As one leg of this exercise, Bio4Energy at its latest biannual workshop for its researchers, 20-21 November at Skellefteå, Sweden, asked its research platform leaders to outline the Best of 'Bio4Energy 1'—their greatest achievements to date. A slightly different set of research and development platforms have been proposed for 2015-2020. Their presumptive members met on the second day of the workshop to outline specific research goals for 'Bio4Energy 2'. To the extent that presentations have been forwarded to Bio4Energy Communications, the result of both exercises are attached to this article.

Bio4Energy Graduate School: Generic Bio4Energy Course Has Focus on Innovation Print E-mail
User Rating: / 15
Written by Anna Strom   
Monday, 17 November 2014 15:35

Biofuels-Technology-Centre 171114Students and staff at work at the Biofuels Technology Centre, which are biorefinery pilot facilities at Umeå, Sweden, run by Bio4Energy researchers. Photo by courtesy of Sylvia Larsson.The second edition of the Biorefinery Pilot Research course in Bio4Energy’s own Graduate School has started with a roar, reinforced with interactive lectures on innovation and entrepreneurship in the nascent sector which is biorefinery based on woody raw materials and organic waste.

The course itself is generic to the research environment Bio4Energy and designed to give junior researchers, most of them studying for a PhD, a chance to experience the work at biorefinery pilot and demonstration facilities in northern Sweden. These facilities are at the heart of Sweden-based efforts to develop new or improved types of biofuel and bio-based chemicals.

"Our students can contribute substantially to the development of biorefinery research by asking questions" when in the field meeting researchers and technicians, said Bio4Energy PI Sylvia Larsson who coordinates the course Biorefinery Pilot Research. Questions which may become topics for the students' own work, whether they go on to serve in academia or in industry.
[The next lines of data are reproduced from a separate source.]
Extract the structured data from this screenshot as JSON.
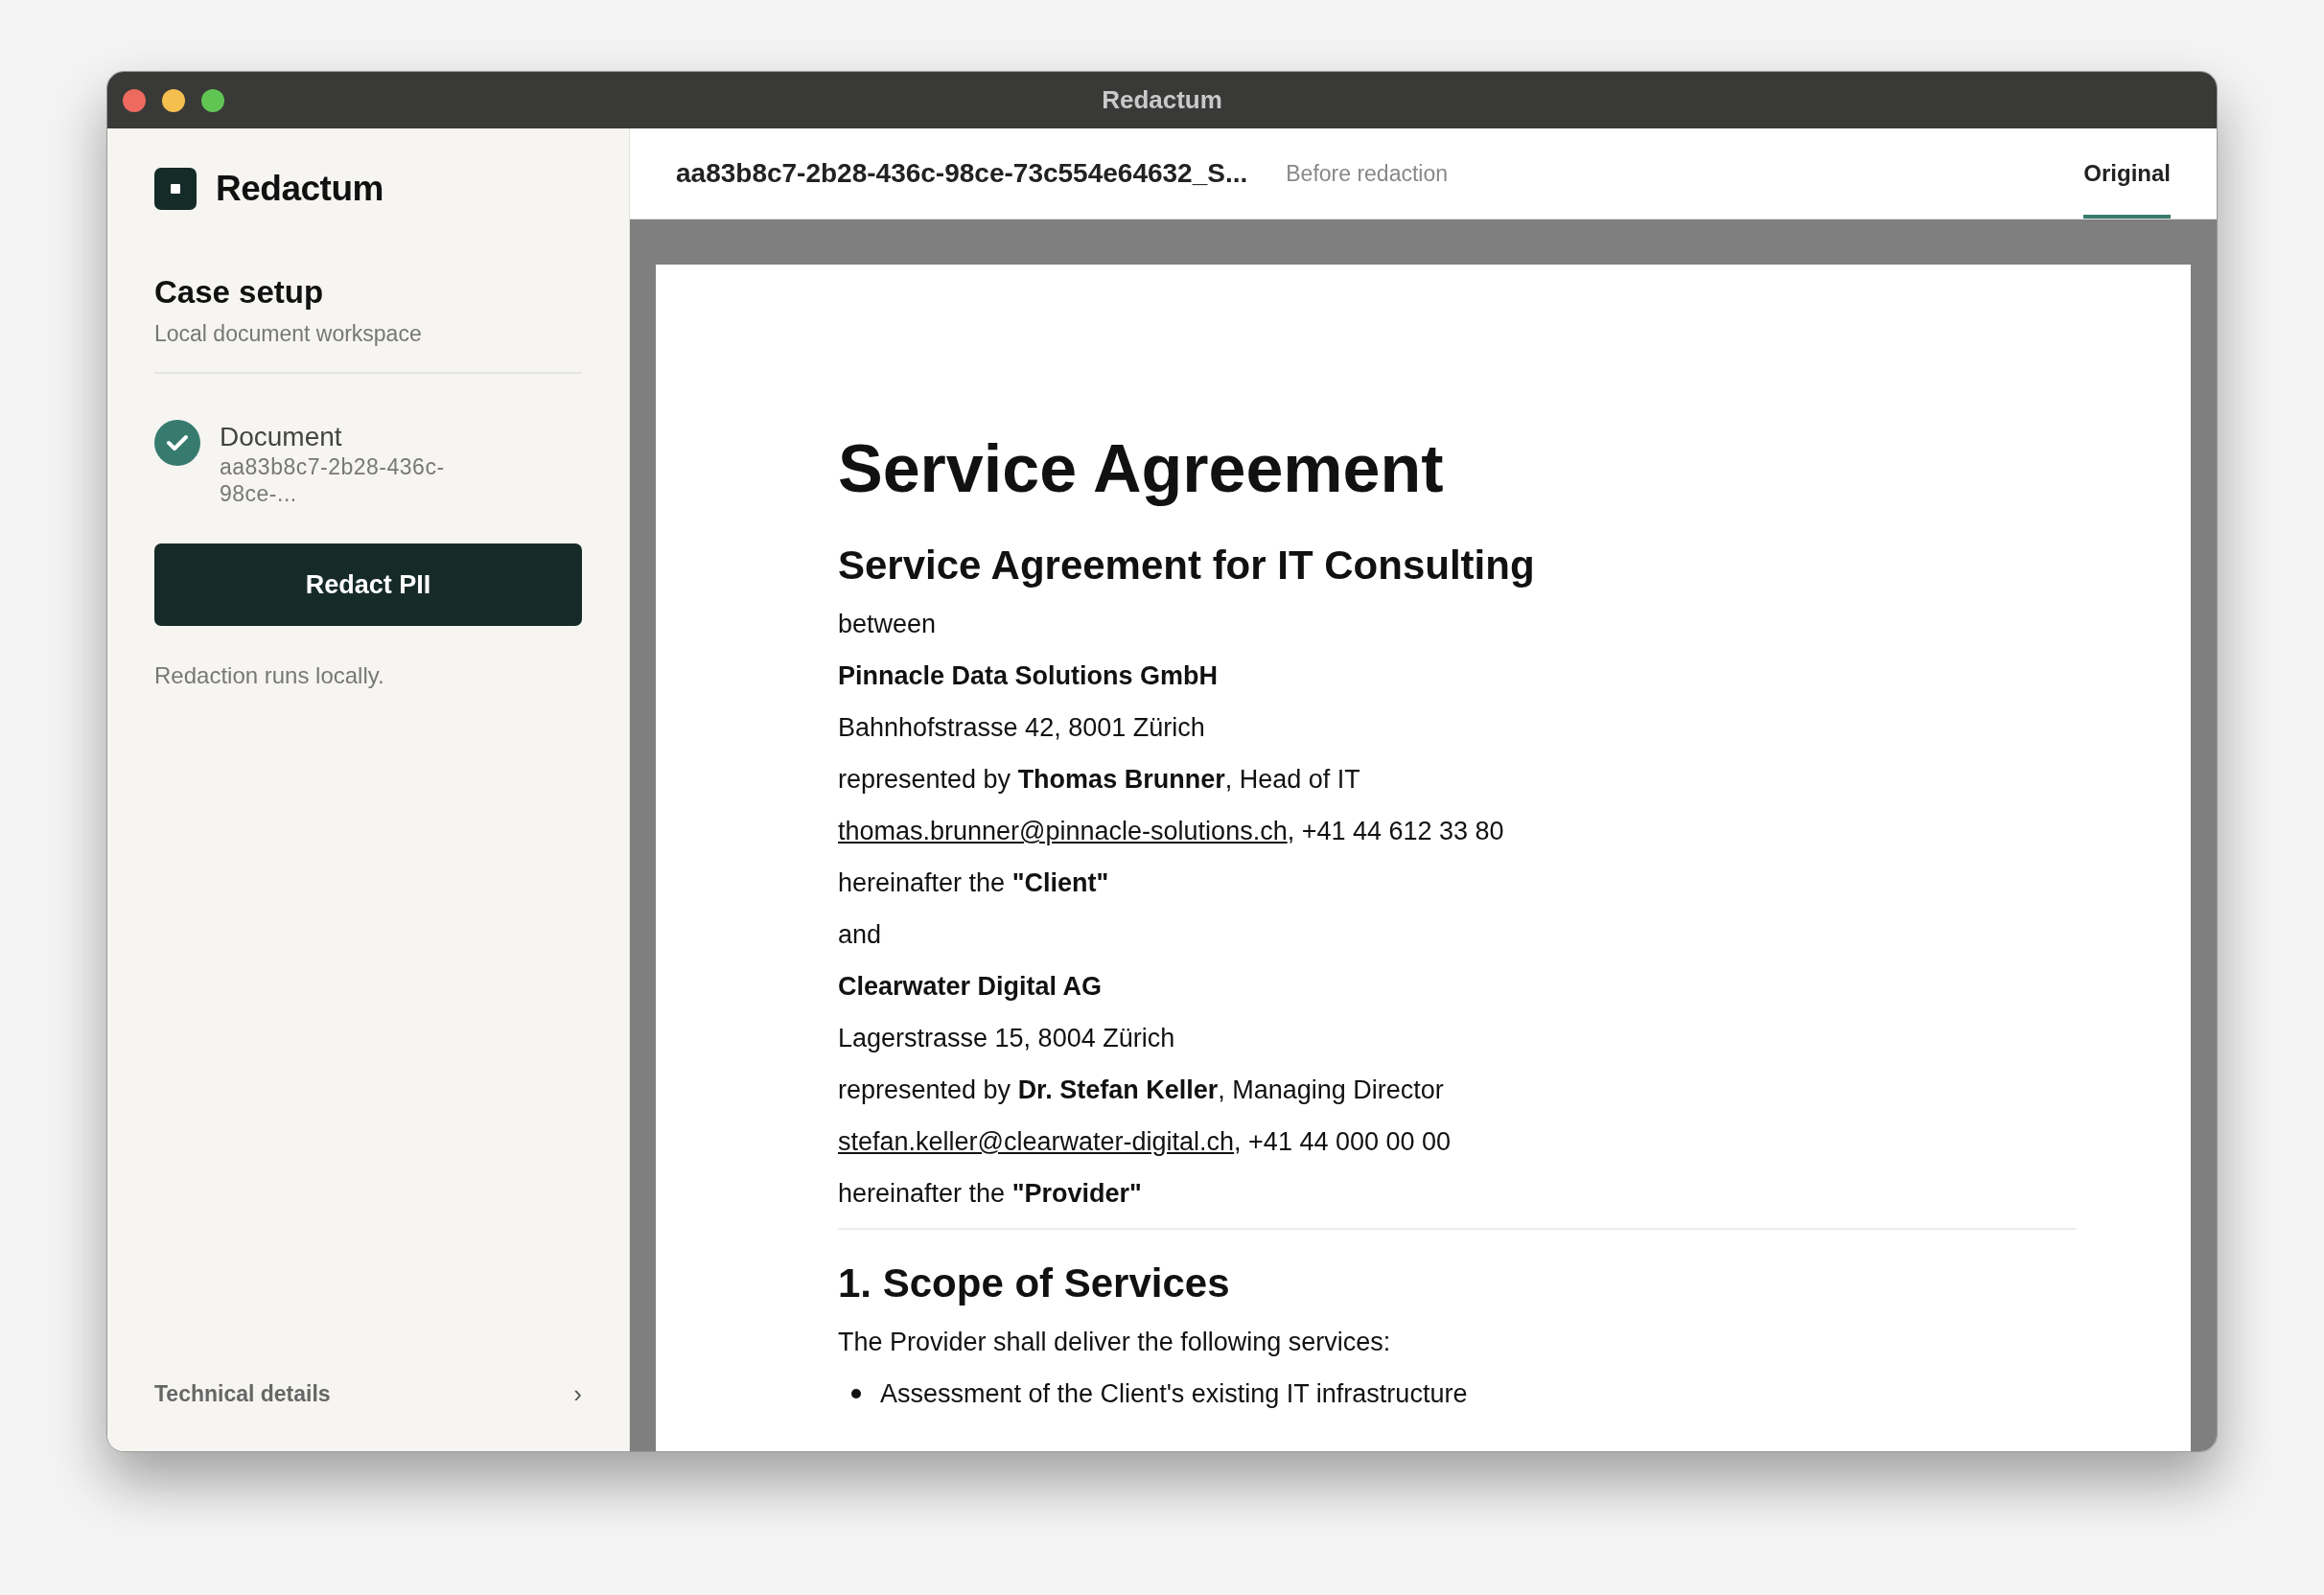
{
  "window": {
    "title": "Redactum"
  },
  "sidebar": {
    "brand": "Redactum",
    "section_title": "Case setup",
    "section_subtitle": "Local document workspace",
    "steps": [
      {
        "label": "Document",
        "detail": "aa83b8c7-2b28-436c-\n98ce-...",
        "done": true
      }
    ],
    "primary_button": "Redact PII",
    "note": "Redaction runs locally.",
    "footer_link": "Technical details",
    "footer_chevron": "›"
  },
  "tabbar": {
    "file_name": "aa83b8c7-2b28-436c-98ce-73c554e64632_S...",
    "status": "Before redaction",
    "tabs": [
      {
        "label": "Original",
        "selected": true
      }
    ]
  },
  "document": {
    "blocks": [
      {
        "kind": "title",
        "text": "Service Agreement"
      },
      {
        "kind": "subtitle",
        "text": "Service Agreement for IT Consulting"
      },
      {
        "kind": "paragraph",
        "text": "between"
      },
      {
        "kind": "strong",
        "text": "Pinnacle Data Solutions GmbH"
      },
      {
        "kind": "paragraph",
        "text": "Bahnhofstrasse 42, 8001 Zürich"
      },
      {
        "kind": "paragraph",
        "text": "represented by **Thomas Brunner**, Head of IT"
      },
      {
        "kind": "contact",
        "link": "thomas.brunner@pinnacle-solutions.ch",
        "text": ", +41 44 612 33 80"
      },
      {
        "kind": "paragraph",
        "text": "hereinafter the **\"Client\"**"
      },
      {
        "kind": "paragraph",
        "text": "and"
      },
      {
        "kind": "strong",
        "text": "Clearwater Digital AG"
      },
      {
        "kind": "paragraph",
        "text": "Lagerstrasse 15, 8004 Zürich"
      },
      {
        "kind": "paragraph",
        "text": "represented by **Dr. Stefan Keller**, Managing Director"
      },
      {
        "kind": "contact",
        "link": "stefan.keller@clearwater-digital.ch",
        "text": ", +41 44 000 00 00"
      },
      {
        "kind": "paragraph",
        "text": "hereinafter the **\"Provider\"**"
      },
      {
        "kind": "rule"
      },
      {
        "kind": "heading",
        "text": "1. Scope of Services"
      },
      {
        "kind": "paragraph",
        "text": "The Provider shall deliver the following services:"
      },
      {
        "kind": "bullet",
        "text": "Assessment of the Client's existing IT infrastructure"
      }
    ]
  }
}
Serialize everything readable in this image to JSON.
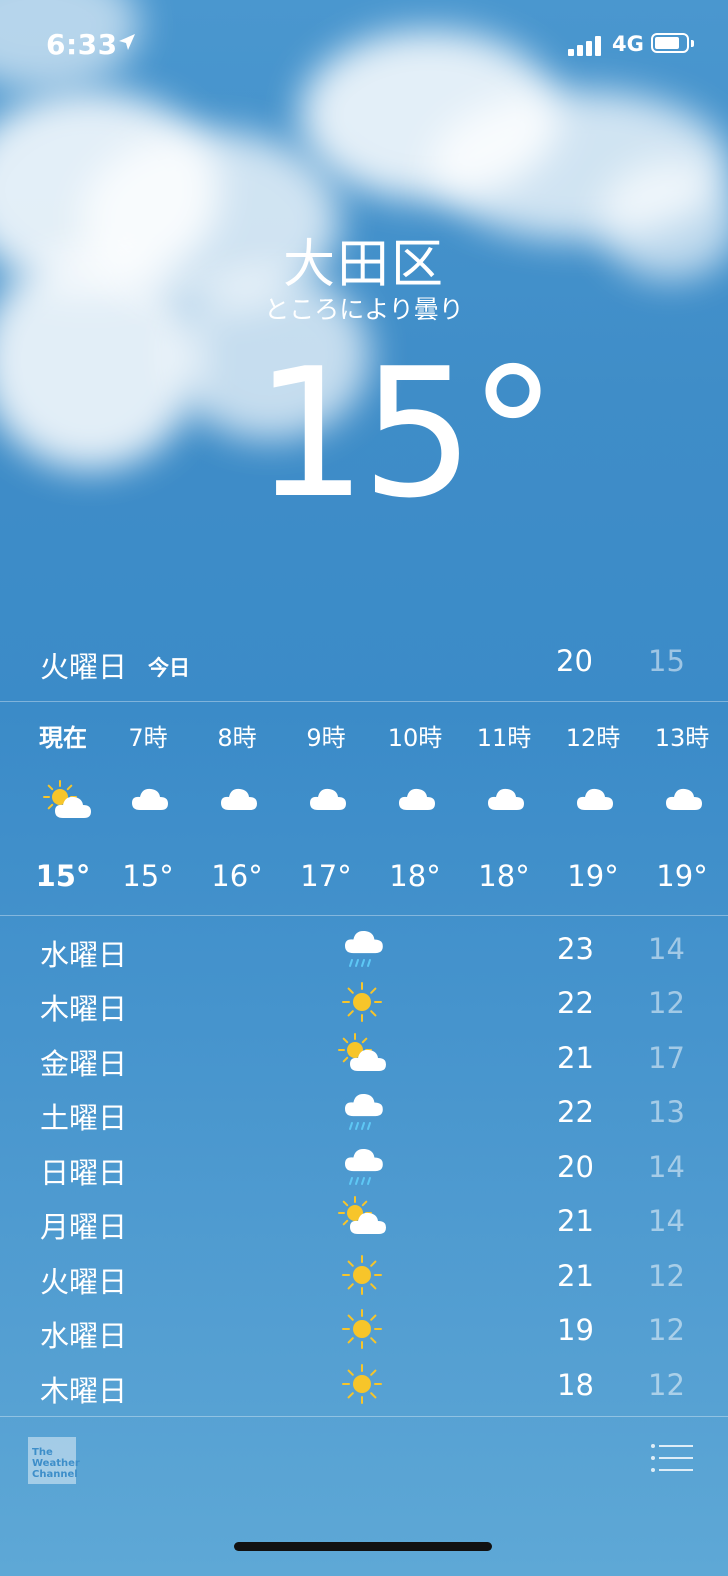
{
  "status_bar": {
    "time": "6:33",
    "network": "4G"
  },
  "location": {
    "city": "大田区",
    "condition": "ところにより曇り",
    "temperature": "15",
    "degree_symbol": "°"
  },
  "today": {
    "day": "火曜日",
    "tag": "今日",
    "high": "20",
    "low": "15"
  },
  "hourly": [
    {
      "label": "現在",
      "icon": "sun-cloud-icon",
      "temp": "15°"
    },
    {
      "label": "7時",
      "icon": "cloud-icon",
      "temp": "15°"
    },
    {
      "label": "8時",
      "icon": "cloud-icon",
      "temp": "16°"
    },
    {
      "label": "9時",
      "icon": "cloud-icon",
      "temp": "17°"
    },
    {
      "label": "10時",
      "icon": "cloud-icon",
      "temp": "18°"
    },
    {
      "label": "11時",
      "icon": "cloud-icon",
      "temp": "18°"
    },
    {
      "label": "12時",
      "icon": "cloud-icon",
      "temp": "19°"
    },
    {
      "label": "13時",
      "icon": "cloud-icon",
      "temp": "19°"
    }
  ],
  "daily": [
    {
      "day": "水曜日",
      "icon": "rain-cloud-icon",
      "high": "23",
      "low": "14"
    },
    {
      "day": "木曜日",
      "icon": "sun-icon",
      "high": "22",
      "low": "12"
    },
    {
      "day": "金曜日",
      "icon": "sun-cloud-icon",
      "high": "21",
      "low": "17"
    },
    {
      "day": "土曜日",
      "icon": "rain-cloud-icon",
      "high": "22",
      "low": "13"
    },
    {
      "day": "日曜日",
      "icon": "rain-cloud-icon",
      "high": "20",
      "low": "14"
    },
    {
      "day": "月曜日",
      "icon": "sun-cloud-icon",
      "high": "21",
      "low": "14"
    },
    {
      "day": "火曜日",
      "icon": "sun-icon",
      "high": "21",
      "low": "12"
    },
    {
      "day": "水曜日",
      "icon": "sun-icon",
      "high": "19",
      "low": "12"
    },
    {
      "day": "木曜日",
      "icon": "sun-icon",
      "high": "18",
      "low": "12"
    }
  ],
  "footer": {
    "logo_text": [
      "The",
      "Weather",
      "Channel"
    ]
  },
  "colors": {
    "sun": "#f7c52a",
    "rain": "#5ec8f5",
    "cloud": "#ffffff"
  }
}
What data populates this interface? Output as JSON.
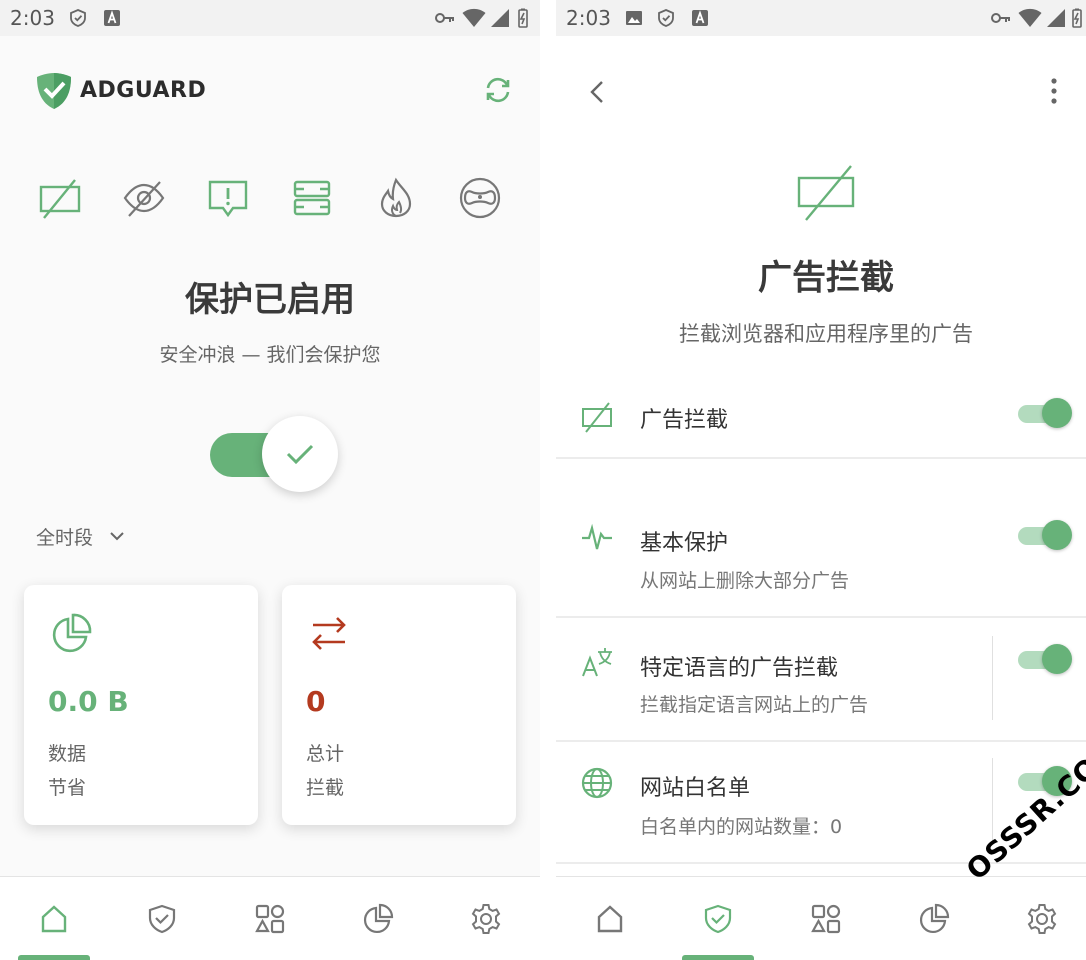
{
  "status_bar_left": {
    "time": "2:03"
  },
  "status_bar_right": {
    "time": "2:03"
  },
  "home": {
    "brand": "ADGUARD",
    "title": "保护已启用",
    "subtitle": "安全冲浪 — 我们会保护您",
    "protection_enabled": true,
    "period": "全时段",
    "feature_icons": [
      "ad-blocking-icon",
      "tracking-protection-icon",
      "annoyance-icon",
      "dns-icon",
      "firewall-icon",
      "stealth-mode-icon"
    ],
    "cards": [
      {
        "value": "0.0 B",
        "line1": "数据",
        "line2": "节省",
        "color": "#67b279",
        "icon": "pie-chart-icon"
      },
      {
        "value": "0",
        "line1": "总计",
        "line2": "拦截",
        "color": "#b43a1f",
        "icon": "transfer-arrows-icon"
      }
    ],
    "nav": [
      "home-icon",
      "shield-icon",
      "apps-icon",
      "stats-icon",
      "settings-icon"
    ],
    "active_nav": "home-icon"
  },
  "ad_blocking": {
    "title": "广告拦截",
    "subtitle": "拦截浏览器和应用程序里的广告",
    "rows": [
      {
        "title": "广告拦截",
        "subtitle": "",
        "enabled": true,
        "icon": "ad-blocking-icon"
      },
      {
        "title": "基本保护",
        "subtitle": "从网站上删除大部分广告",
        "enabled": true,
        "icon": "pulse-icon"
      },
      {
        "title": "特定语言的广告拦截",
        "subtitle": "拦截指定语言网站上的广告",
        "enabled": true,
        "icon": "translate-icon"
      },
      {
        "title": "网站白名单",
        "subtitle": "白名单内的网站数量：0",
        "enabled": true,
        "icon": "globe-icon"
      }
    ],
    "nav": [
      "home-icon",
      "shield-icon",
      "apps-icon",
      "stats-icon",
      "settings-icon"
    ],
    "active_nav": "shield-icon"
  },
  "watermark": "OSSSR.COM",
  "colors": {
    "accent": "#67b279",
    "accent_light": "#b3dbbe",
    "danger": "#b43a1f"
  }
}
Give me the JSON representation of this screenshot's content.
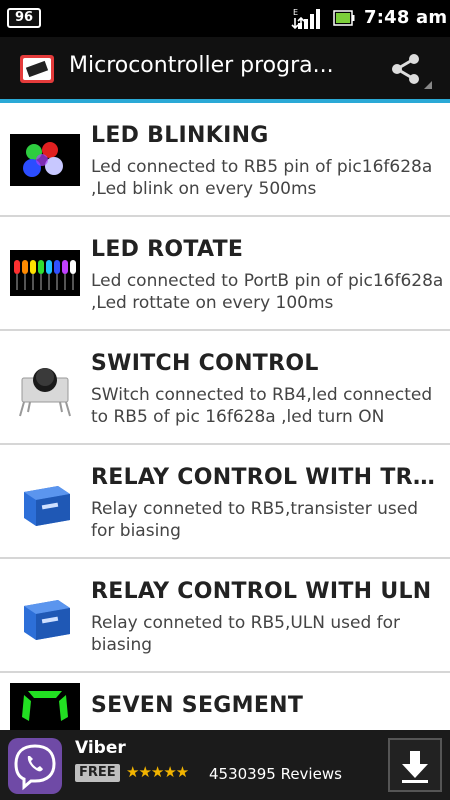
{
  "status_bar": {
    "notification_badge": "96",
    "time": "7:48 am",
    "icons": [
      "data-transfer-icon",
      "signal-icon",
      "battery-icon"
    ]
  },
  "action_bar": {
    "title": "Microcontroller progra...",
    "app_icon": "chip-icon",
    "share_icon": "share-icon",
    "accent_color": "#2aa9d6"
  },
  "items": [
    {
      "title": "LED BLINKING",
      "desc": "Led connected to RB5 pin of pic16f628a ,Led blink on every 500ms",
      "thumb": "led-cluster-image"
    },
    {
      "title": "LED ROTATE",
      "desc": "Led connected to PortB pin of pic16f628a ,Led rottate on every 100ms",
      "thumb": "led-row-image"
    },
    {
      "title": "SWITCH CONTROL",
      "desc": "SWitch connected to RB4,led connected to RB5 of pic 16f628a ,led turn ON",
      "thumb": "push-button-image"
    },
    {
      "title": "RELAY CONTROL WITH TRA...",
      "desc": "Relay conneted to RB5,transister used for biasing",
      "thumb": "relay-image"
    },
    {
      "title": "RELAY CONTROL WITH ULN",
      "desc": "Relay conneted to RB5,ULN used for biasing",
      "thumb": "relay-image"
    },
    {
      "title": "SEVEN SEGMENT",
      "desc": "",
      "thumb": "seven-segment-image"
    }
  ],
  "ad": {
    "title": "Viber",
    "badge": "FREE",
    "stars": "★★★★★",
    "rating": 4.5,
    "reviews": "4530395 Reviews",
    "icon": "viber-icon",
    "download_icon": "download-arrow-icon"
  }
}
To learn what questions most need to be asked and resolved, it would help them to have a handle on what innovation or entrepreneurship meant in practice, according Larsson, who is an associate professor at the Swedish University of Agricultural Sciences at Umeå.

"During the course we will be looking at [specific] innovation systems: The kind of innovation system which is centred on a specific pilot or demonstration facility and its role and function", she said just ahead of the start of this year’s Biorefinery Pilot Research course 11 November.

<< Start < Prev 1 2 3 4 5 6 7 8 9 10 Next > End >>

Page 1 of 16